A new technique for producing calcium carbonate could help the construction industry cut down on its carbon emissions.
Researchers at the Queensland University of Technology (QUT) have devised an innovative electrochemical process that converts atmospheric carbon dioxide into calcium carbonate, potentially reducing the carbon footprint of the concrete industry.
The technique was developed by PhD student Olawale Oloye and Professor Anthony O’Mullane from the QUT Centre for Clean Energy Technologies and Practices.
“We were doing a lot of research in hydrogen production, using electrochemical approaches,” O’Mullane told create.
“After reading the literature on CO2 conversion into organic products, we were thinking ‘Could we do something similar, but rather than make organic products, could we make inorganic products that we can recover?’”
The new technique involves applying electrolysis to water that has had carbon dioxide dissolved in it and calcium chloride added. This changes the pH level at an electrode in the water, producing very alkaline conditions that help form carbonate ions. These ions react with the calcium chloride to produce calcium carbonate.
The process also produces hydrogen gas, which can be collected and stored as a renewable fuel source.
“We knew that CO2 dissolves in an alkaline environment, so we thought if we could electrochemically make that on demand, we should be able to solubilise CO2,” O’Mullane said.
“We could then precipitate it out as calcium carbonate, but at the same time generate hydrogen, because we’re doing water electrolysis during the process.”
The research drew on existing principles and processes but applied them in a novel way.
“Splitting water to make hydrogen: there’s a lot of work on that,” O’Mullane explained. “CO2 capture using alkaline environments: that’s also known. Combining the two of them together, and then precipitating calcium carbonate: I’m pretty sure nobody has done that before in a single process.”
The cement industry is a major source of global carbon emissions — about five per cent of global anthropogenic carbon dioxide emissions. It produces approximately 900 kg of carbon dioxide for each 1000 kg of concrete it produces.

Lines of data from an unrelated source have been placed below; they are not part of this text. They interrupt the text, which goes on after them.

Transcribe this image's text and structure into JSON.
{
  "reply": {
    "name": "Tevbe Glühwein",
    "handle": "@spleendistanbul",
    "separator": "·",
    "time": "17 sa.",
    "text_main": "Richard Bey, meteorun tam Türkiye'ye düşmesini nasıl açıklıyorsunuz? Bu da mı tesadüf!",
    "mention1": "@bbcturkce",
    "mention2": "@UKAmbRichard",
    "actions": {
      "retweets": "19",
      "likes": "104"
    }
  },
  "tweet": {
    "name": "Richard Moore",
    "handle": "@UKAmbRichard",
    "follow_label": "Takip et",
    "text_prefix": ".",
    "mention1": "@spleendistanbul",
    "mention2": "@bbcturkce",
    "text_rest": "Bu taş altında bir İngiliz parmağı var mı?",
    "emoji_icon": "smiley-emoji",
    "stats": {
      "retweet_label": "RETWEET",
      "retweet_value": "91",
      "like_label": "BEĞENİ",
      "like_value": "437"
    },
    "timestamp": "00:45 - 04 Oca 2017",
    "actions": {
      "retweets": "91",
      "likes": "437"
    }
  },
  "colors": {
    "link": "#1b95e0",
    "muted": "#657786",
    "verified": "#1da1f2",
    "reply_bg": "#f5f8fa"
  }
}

“We focused a lot on the calcium carbonate because we were thinking if you want to upscale something like this, a good application of calcium carbonate would be the cement industry,” O’Mullane said.
O’Mullane and Oloye are now considering how to scale up the technology, which could help reduce the carbon emissions of the cement industry.
O’Mullane said it is important to factor in the energy used when applying the process to addressing carbon dioxide emissions.
“We’re capturing CO2, which is obviously a good thing, but if you power your system with coal-fired generated electricity, you’re creating CO2 as part of the energy input,” he said.
“If you want something to be carbon neutral or carbon negative, your energy source has to be renewable, otherwise this whole thing doesn’t make sense.”